Your answer must contain each line of the data, copied exactly.
[[ Input data, beginning ]]
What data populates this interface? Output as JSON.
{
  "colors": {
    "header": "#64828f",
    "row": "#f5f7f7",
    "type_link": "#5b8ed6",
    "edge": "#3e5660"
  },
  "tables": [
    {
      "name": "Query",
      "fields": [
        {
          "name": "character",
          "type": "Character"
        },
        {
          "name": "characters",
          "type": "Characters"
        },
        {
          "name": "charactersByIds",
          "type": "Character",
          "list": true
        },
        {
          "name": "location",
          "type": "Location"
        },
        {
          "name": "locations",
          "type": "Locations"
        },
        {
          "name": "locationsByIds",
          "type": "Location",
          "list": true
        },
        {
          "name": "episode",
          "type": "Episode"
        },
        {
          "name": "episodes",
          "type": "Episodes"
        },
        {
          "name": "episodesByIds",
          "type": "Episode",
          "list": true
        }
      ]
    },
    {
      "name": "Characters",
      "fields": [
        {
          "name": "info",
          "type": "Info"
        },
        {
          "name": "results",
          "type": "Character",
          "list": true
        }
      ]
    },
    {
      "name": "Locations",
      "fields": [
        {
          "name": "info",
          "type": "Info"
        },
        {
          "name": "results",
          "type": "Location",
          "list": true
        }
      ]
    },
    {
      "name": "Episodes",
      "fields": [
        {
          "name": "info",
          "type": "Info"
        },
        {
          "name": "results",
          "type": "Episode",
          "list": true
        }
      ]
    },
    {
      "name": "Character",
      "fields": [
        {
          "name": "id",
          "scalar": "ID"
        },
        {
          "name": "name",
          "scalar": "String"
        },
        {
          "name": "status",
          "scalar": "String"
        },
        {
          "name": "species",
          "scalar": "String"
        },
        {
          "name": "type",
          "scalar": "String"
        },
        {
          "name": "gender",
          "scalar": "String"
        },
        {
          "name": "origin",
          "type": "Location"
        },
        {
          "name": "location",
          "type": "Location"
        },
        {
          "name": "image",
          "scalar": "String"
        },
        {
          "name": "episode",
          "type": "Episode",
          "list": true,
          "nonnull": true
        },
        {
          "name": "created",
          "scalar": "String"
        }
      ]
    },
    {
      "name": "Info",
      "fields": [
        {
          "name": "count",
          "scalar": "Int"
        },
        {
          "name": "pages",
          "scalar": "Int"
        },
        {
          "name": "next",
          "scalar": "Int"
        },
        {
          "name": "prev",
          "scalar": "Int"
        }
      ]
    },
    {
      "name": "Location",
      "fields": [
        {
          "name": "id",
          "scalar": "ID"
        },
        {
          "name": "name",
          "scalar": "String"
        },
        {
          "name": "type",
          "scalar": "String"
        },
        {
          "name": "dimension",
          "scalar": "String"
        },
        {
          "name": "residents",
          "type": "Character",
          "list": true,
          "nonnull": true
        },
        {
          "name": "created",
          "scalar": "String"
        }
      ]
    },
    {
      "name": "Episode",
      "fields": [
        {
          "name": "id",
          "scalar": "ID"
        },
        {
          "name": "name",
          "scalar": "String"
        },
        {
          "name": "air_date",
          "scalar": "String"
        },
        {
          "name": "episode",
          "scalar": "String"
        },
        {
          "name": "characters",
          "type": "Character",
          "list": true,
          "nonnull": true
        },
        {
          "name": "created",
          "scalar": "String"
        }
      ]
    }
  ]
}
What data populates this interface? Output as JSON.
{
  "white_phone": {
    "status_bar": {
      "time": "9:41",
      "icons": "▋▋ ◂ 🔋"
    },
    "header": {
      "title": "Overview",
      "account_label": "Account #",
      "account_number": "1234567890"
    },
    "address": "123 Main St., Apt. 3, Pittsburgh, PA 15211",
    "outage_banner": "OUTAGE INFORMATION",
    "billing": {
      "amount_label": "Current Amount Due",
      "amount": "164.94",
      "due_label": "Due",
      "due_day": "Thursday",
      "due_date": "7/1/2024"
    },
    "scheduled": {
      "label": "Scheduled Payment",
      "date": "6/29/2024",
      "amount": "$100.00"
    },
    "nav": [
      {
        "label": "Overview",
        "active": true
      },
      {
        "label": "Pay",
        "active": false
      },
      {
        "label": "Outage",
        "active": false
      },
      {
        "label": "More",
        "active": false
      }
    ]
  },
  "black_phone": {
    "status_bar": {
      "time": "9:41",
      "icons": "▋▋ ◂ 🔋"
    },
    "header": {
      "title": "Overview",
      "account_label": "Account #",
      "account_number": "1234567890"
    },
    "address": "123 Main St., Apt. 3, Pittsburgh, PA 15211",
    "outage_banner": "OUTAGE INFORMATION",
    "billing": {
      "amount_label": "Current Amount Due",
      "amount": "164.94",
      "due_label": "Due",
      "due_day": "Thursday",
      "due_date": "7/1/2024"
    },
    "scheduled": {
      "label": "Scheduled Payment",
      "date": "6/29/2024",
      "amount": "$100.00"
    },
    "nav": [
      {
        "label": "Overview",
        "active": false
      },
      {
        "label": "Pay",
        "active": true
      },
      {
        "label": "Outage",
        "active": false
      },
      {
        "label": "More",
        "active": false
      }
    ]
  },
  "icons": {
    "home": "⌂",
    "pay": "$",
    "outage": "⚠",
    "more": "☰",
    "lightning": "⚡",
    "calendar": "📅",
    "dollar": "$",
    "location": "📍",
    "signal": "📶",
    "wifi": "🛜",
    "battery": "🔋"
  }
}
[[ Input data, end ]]
• _Result of the task_:
What data populates this interface? Output as JSON.
{
  "colors": {
    "header": "#64828f",
    "row": "#f5f7f7",
    "type_link": "#5b8ed6",
    "edge": "#3e5660"
  },
  "tables": [
    {
      "name": "Query",
      "fields": [
        {
          "name": "character",
          "type": "Character"
        },
        {
          "name": "characters",
          "type": "Characters"
        },
        {
          "name": "charactersByIds",
          "type": "Character",
          "list": true
        },
        {
          "name": "location",
          "type": "Location"
        },
        {
          "name": "locations",
          "type": "Locations"
        },
        {
          "name": "locationsByIds",
          "type": "Location",
          "list": true
        },
        {
          "name": "episode",
          "type": "Episode"
        },
        {
          "name": "episodes",
          "type": "Episodes"
        },
        {
          "name": "episodesByIds",
          "type": "Episode",
          "list": true
        }
      ]
    },
    {
      "name": "Characters",
      "fields": [
        {
          "name": "info",
          "type": "Info"
        },
        {
          "name": "results",
          "type": "Character",
          "list": true
        }
      ]
    },
    {
      "name": "Locations",
      "fields": [
        {
          "name": "info",
          "type": "Info"
        },
        {
          "name": "results",
          "type": "Location",
          "list": true
        }
      ]
    },
    {
      "name": "Episodes",
      "fields": [
        {
          "name": "info",
          "type": "Info"
        },
        {
          "name": "results",
          "type": "Episode",
          "list": true
        }
      ]
    },
    {
      "name": "Character",
      "fields": [
        {
          "name": "id",
          "scalar": "ID"
        },
        {
          "name": "name",
          "scalar": "String"
        },
        {
          "name": "status",
          "scalar": "String"
        },
        {
          "name": "species",
          "scalar": "String"
        },
        {
          "name": "type",
          "scalar": "String"
        },
        {
          "name": "gender",
          "scalar": "String"
        },
        {
          "name": "origin",
          "type": "Location"
        },
        {
          "name": "location",
          "type": "Location"
        },
        {
          "name": "image",
          "scalar": "String"
        },
        {
          "name": "episode",
          "type": "Episode",
          "list": true,
          "nonnull": true
        },
        {
          "name": "created",
          "scalar": "String"
        }
      ]
    },
    {
      "name": "Info",
      "fields": [
        {
          "name": "count",
          "scalar": "Int"
        },
        {
          "name": "pages",
          "scalar": "Int"
        },
        {
          "name": "next",
          "scalar": "Int"
        },
        {
          "name": "prev",
          "scalar": "Int"
        }
      ]
    },
    {
      "name": "Location",
      "fields": [
        {
          "name": "id",
          "scalar": "ID"
        },
        {
          "name": "name",
          "scalar": "String"
        },
        {
          "name": "type",
          "scalar": "String"
        },
        {
          "name": "dimension",
          "scalar": "String"
        },
        {
          "name": "residents",
          "type": "Character",
          "list": true,
          "nonnull": true
        },
        {
          "name": "created",
          "scalar": "String"
        }
      ]
    },
    {
      "name": "Episode",
      "fields": [
        {
          "name": "id",
          "scalar": "ID"
        },
        {
          "name": "name",
          "scalar": "String"
        },
        {
          "name": "air_date",
          "scalar": "String"
        },
        {
          "name": "episode",
          "scalar": "String"
        },
        {
          "name": "characters",
          "type": "Character",
          "list": true,
          "nonnull": true
        },
        {
          "name": "created",
          "scalar": "String"
        }
      ]
    }
  ]
}
What data populates this interface? Output as JSON.
{
  "white_phone": {
    "status_bar": {
      "time": "9:41",
      "icons": "▋▋ ◂ 🔋"
    },
    "header": {
      "title": "Overview",
      "account_label": "Account #",
      "account_number": "1234567890"
    },
    "address": "123 Main St., Apt. 3, Pittsburgh, PA 15211",
    "outage_banner": "OUTAGE INFORMATION",
    "billing": {
      "amount_label": "Current Amount Due",
      "amount": "164.94",
      "due_label": "Due",
      "due_day": "Thursday",
      "due_date": "7/1/2024"
    },
    "scheduled": {
      "label": "Scheduled Payment",
      "date": "6/29/2024",
      "amount": "$100.00"
    },
    "nav": [
      {
        "label": "Overview",
        "active": true
      },
      {
        "label": "Pay",
        "active": false
      },
      {
        "label": "Outage",
        "active": false
      },
      {
        "label": "More",
        "active": false
      }
    ]
  },
  "black_phone": {
    "status_bar": {
      "time": "9:41",
      "icons": "▋▋ ◂ 🔋"
    },
    "header": {
      "title": "Overview",
      "account_label": "Account #",
      "account_number": "1234567890"
    },
    "address": "123 Main St., Apt. 3, Pittsburgh, PA 15211",
    "outage_banner": "OUTAGE INFORMATION",
    "billing": {
      "amount_label": "Current Amount Due",
      "amount": "164.94",
      "due_label": "Due",
      "due_day": "Thursday",
      "due_date": "7/1/2024"
    },
    "scheduled": {
      "label": "Scheduled Payment",
      "date": "6/29/2024",
      "amount": "$100.00"
    },
    "nav": [
      {
        "label": "Overview",
        "active": false
      },
      {
        "label": "Pay",
        "active": true
      },
      {
        "label": "Outage",
        "active": false
      },
      {
        "label": "More",
        "active": false
      }
    ]
  },
  "icons": {
    "home": "⌂",
    "pay": "$",
    "outage": "⚠",
    "more": "☰",
    "lightning": "⚡",
    "calendar": "📅",
    "dollar": "$",
    "location": "📍",
    "signal": "📶",
    "wifi": "🛜",
    "battery": "🔋"
  }
}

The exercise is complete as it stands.